A woman died at a local hospital after being struck by a vehicle in Santa Ana, the Santa Ana Police Department reported.
Nanci Perea Rosales, 69, died at UCI Medical Center on Sunday, Dec. 13, at 9:33 p.m., according to the Orange County Coroner’s Office.
Earlier in the day at about 2:10 p.m., Santa Ana PD received multiple calls of a vehicle and pedestrian collision in the area of Main Street and Alton Avenue. Officers responded to the scene and found Rosales down in the roadway suffering from major injuries.

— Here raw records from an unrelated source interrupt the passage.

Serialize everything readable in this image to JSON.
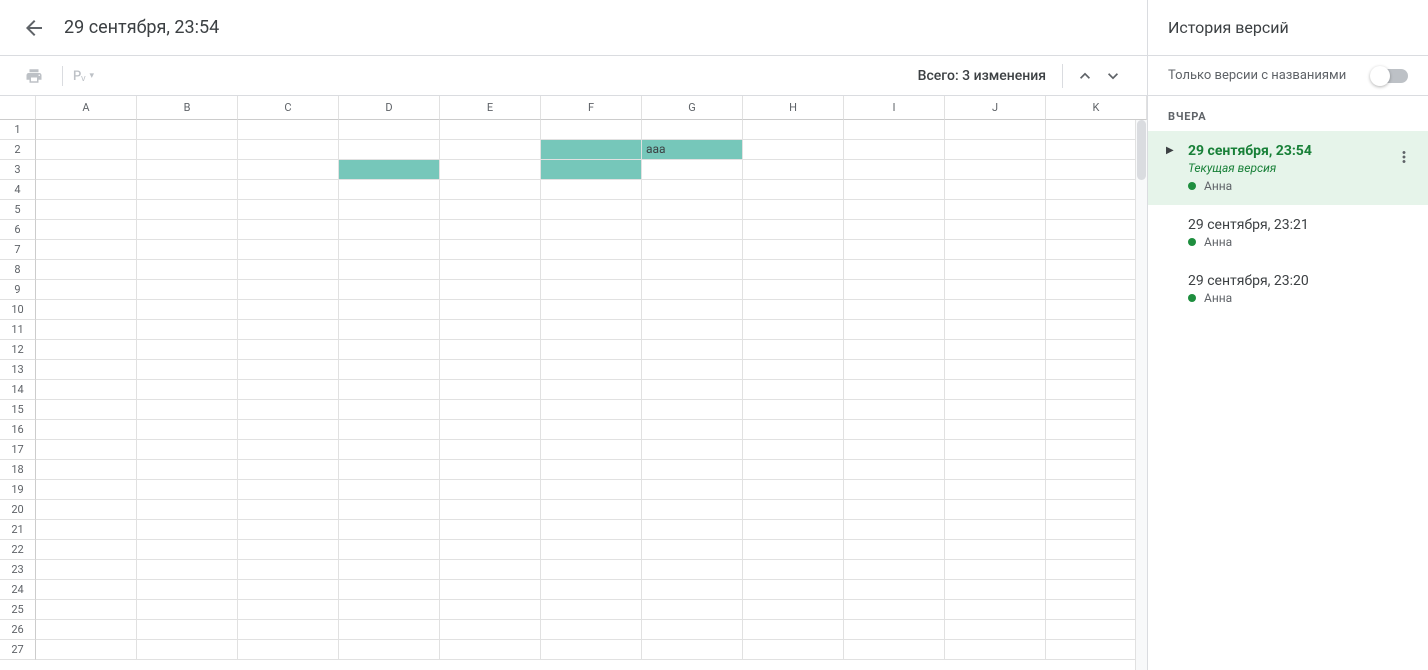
{
  "header": {
    "title": "29 сентября, 23:54"
  },
  "toolbar": {
    "pv_label": "Pᵥ",
    "changes_summary": "Всего: 3 изменения"
  },
  "sheet": {
    "columns": [
      "A",
      "B",
      "C",
      "D",
      "E",
      "F",
      "G",
      "H",
      "I",
      "J",
      "K"
    ],
    "row_count": 27,
    "highlighted_cells": [
      {
        "row": 2,
        "col": "F"
      },
      {
        "row": 2,
        "col": "G"
      },
      {
        "row": 3,
        "col": "D"
      },
      {
        "row": 3,
        "col": "F"
      }
    ],
    "cell_values": {
      "2_G": "aaa"
    }
  },
  "sidebar": {
    "title": "История версий",
    "filter_label": "Только версии с названиями",
    "date_group": "ВЧЕРА",
    "versions": [
      {
        "title": "29 сентября, 23:54",
        "subtitle": "Текущая версия",
        "author": "Анна",
        "active": true
      },
      {
        "title": "29 сентября, 23:21",
        "subtitle": "",
        "author": "Анна",
        "active": false
      },
      {
        "title": "29 сентября, 23:20",
        "subtitle": "",
        "author": "Анна",
        "active": false
      }
    ]
  }
}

Orange County Fire Authority personnel responded to the scene and treated Rosales before she was transported to the hospital by ambulance.
A preliminary investigation revealed the Rosales was crossing Main Street, north of the intersection of Alton Avenue, when the involved vehicle was traveling west on Alton Avenue and turned north onto Main Street, striking the Rosales, according to Santa Ana PD. The involved driver remained at the scene and cooperated with investigating officers.
Anyone with information regarding the collision is asked to contact Investigator Corporal Hadley at 714-245-8216.
SANTA ANA — A 25-year-old Anaheim man was charged Monday with shooting another man in the face, leaving the victim fighting for his life in a hospital.
Angel Avalos was charged with attempted murder and assault with a firearm, both felonies, with sentencing enhancement allegations for inflicting great bodily injury on the victim, the personal use of a firearm and attempted premeditated murder.
Police were called about 1 a.m. Friday to the 800 block of West Gramercy Avenue, where officers found the victim, who sustained a gunshot wound to the face, Anaheim Police Department Sgt. Shane Carringer said.
Avalos barricaded himself nearby in an apartment for about four hours, Carringer said. The standoff ended when police gassed the apartment, prompting the suspect to jump out of a second-floor window and land on a car below, Carringer said.
A canine unit dog helped apprehend the suspect, Carringer said.
Avalos knew his alleged victim, but the motive for the shooting was not released, Carringer said.
The victim was hospitalized in critical condition Monday but was stable, Carringer said.
A spot fire was extinguished Monday night, Dec. 14, in the vicinity of the Olinda Alpha Landfill in Brea.
The fire was reported at 9:10 p.m. in the area of 1942 Valencia Ave. and was reported as being about 100 feet by 200 feet, according to Greg Barta of the Orange County Fire Authority. Barta said the fire was moving at “slow rate of speed” and was declared extinguished by 10:41 p.m.
Structures were not threatened and the cause of the fire was under investigation. The Los Angeles County Fire Department, the Fullerton Fire Department and the Brea Fire Department responded alongside the OCFA.